Repeat every record below exactly, omitting any pictures.

Records from a dataset:
-.-.-

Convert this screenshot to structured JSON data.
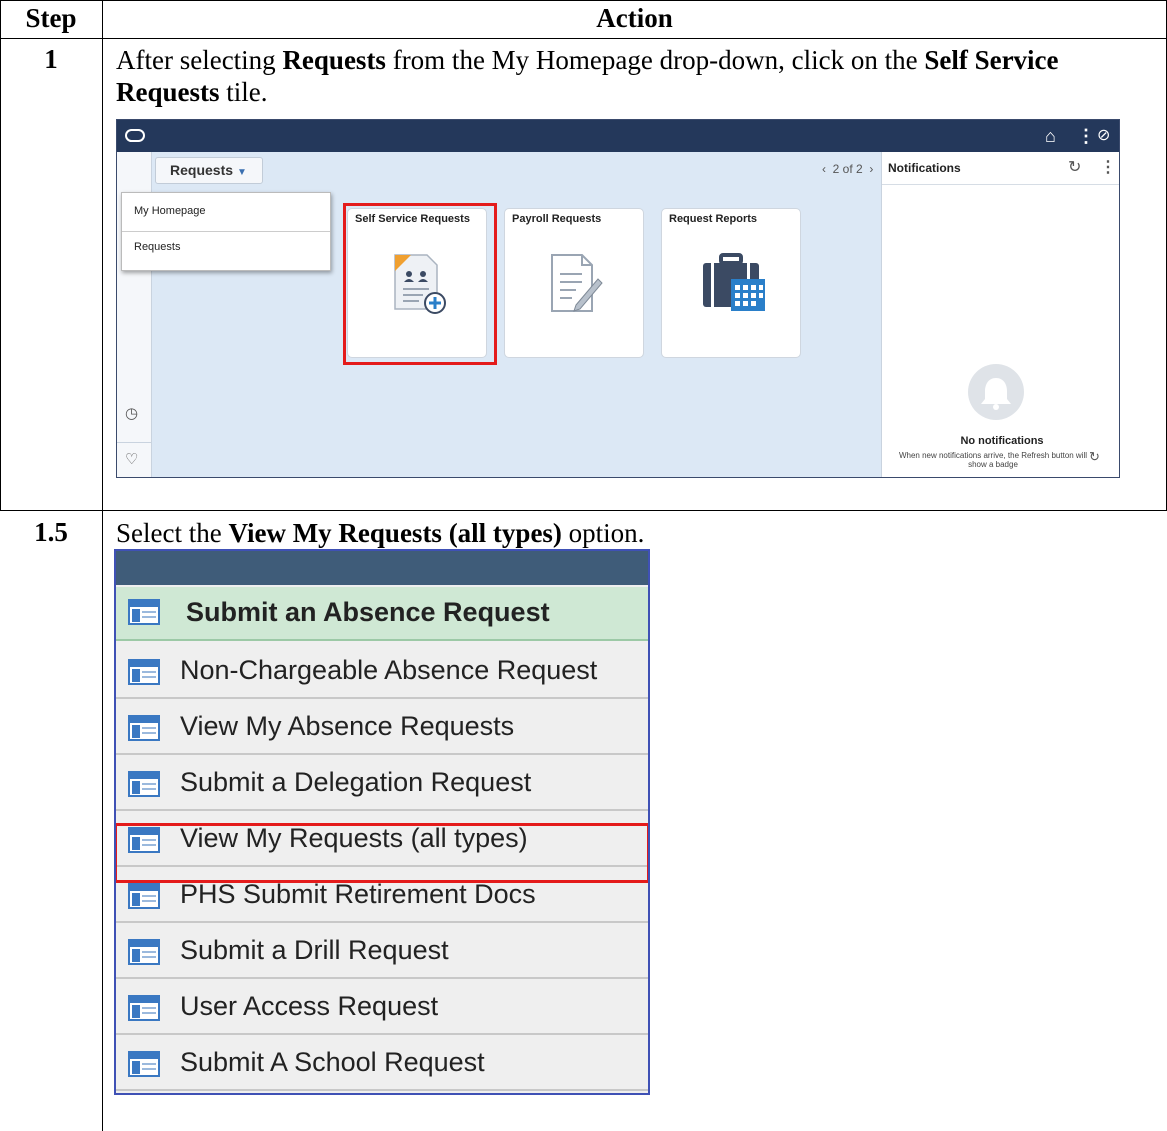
{
  "table": {
    "header": {
      "step": "Step",
      "action": "Action"
    },
    "rows": [
      {
        "step": "1",
        "instruction_pre": "After selecting ",
        "bold1": "Requests",
        "instruction_mid": " from the My Homepage drop-down, click on the ",
        "bold2": "Self Service Requests",
        "instruction_post": " tile."
      },
      {
        "step": "1.5",
        "instruction_pre": "Select the ",
        "bold1": "View My Requests (all types)",
        "instruction_post": " option."
      }
    ]
  },
  "screenshot1": {
    "requests_button": "Requests",
    "dropdown_items": [
      "My Homepage",
      "Requests"
    ],
    "pager": "2 of 2",
    "tiles": [
      "Self Service Requests",
      "Payroll Requests",
      "Request Reports"
    ],
    "notifications": {
      "title": "Notifications",
      "empty_title": "No notifications",
      "empty_desc": "When new notifications arrive, the Refresh button will show a badge"
    },
    "icons": [
      "oracle-logo-icon",
      "home-icon",
      "kebab-menu-icon",
      "compass-icon",
      "clock-icon",
      "heart-icon",
      "refresh-icon",
      "bell-icon"
    ],
    "colors": {
      "topbar": "#24385b",
      "highlight": "#e41b1b",
      "background": "#dce8f5"
    }
  },
  "screenshot2": {
    "items": [
      "Submit an Absence Request",
      "Non-Chargeable Absence Request",
      "View My Absence Requests",
      "Submit a Delegation Request",
      "View My Requests (all types)",
      "PHS Submit Retirement Docs",
      "Submit a Drill Request",
      "User Access Request",
      "Submit A School Request"
    ],
    "highlighted_item": "View My Requests (all types)",
    "colors": {
      "header_bar": "#3f5c79",
      "selected_row": "#cfe8d4",
      "highlight": "#e41b1b"
    }
  }
}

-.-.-

## Solved problem
Convert this screenshot to structured JSON data.
{
  "table": {
    "header": {
      "step": "Step",
      "action": "Action"
    },
    "rows": [
      {
        "step": "1",
        "instruction_pre": "After selecting ",
        "bold1": "Requests",
        "instruction_mid": " from the My Homepage drop-down, click on the ",
        "bold2": "Self Service Requests",
        "instruction_post": " tile."
      },
      {
        "step": "1.5",
        "instruction_pre": "Select the ",
        "bold1": "View My Requests (all types)",
        "instruction_post": " option."
      }
    ]
  },
  "screenshot1": {
    "requests_button": "Requests",
    "dropdown_items": [
      "My Homepage",
      "Requests"
    ],
    "pager": "2 of 2",
    "tiles": [
      "Self Service Requests",
      "Payroll Requests",
      "Request Reports"
    ],
    "notifications": {
      "title": "Notifications",
      "empty_title": "No notifications",
      "empty_desc": "When new notifications arrive, the Refresh button will show a badge"
    },
    "icons": [
      "oracle-logo-icon",
      "home-icon",
      "kebab-menu-icon",
      "compass-icon",
      "clock-icon",
      "heart-icon",
      "refresh-icon",
      "bell-icon"
    ],
    "colors": {
      "topbar": "#24385b",
      "highlight": "#e41b1b",
      "background": "#dce8f5"
    }
  },
  "screenshot2": {
    "items": [
      "Submit an Absence Request",
      "Non-Chargeable Absence Request",
      "View My Absence Requests",
      "Submit a Delegation Request",
      "View My Requests (all types)",
      "PHS Submit Retirement Docs",
      "Submit a Drill Request",
      "User Access Request",
      "Submit A School Request"
    ],
    "highlighted_item": "View My Requests (all types)",
    "colors": {
      "header_bar": "#3f5c79",
      "selected_row": "#cfe8d4",
      "highlight": "#e41b1b"
    }
  }
}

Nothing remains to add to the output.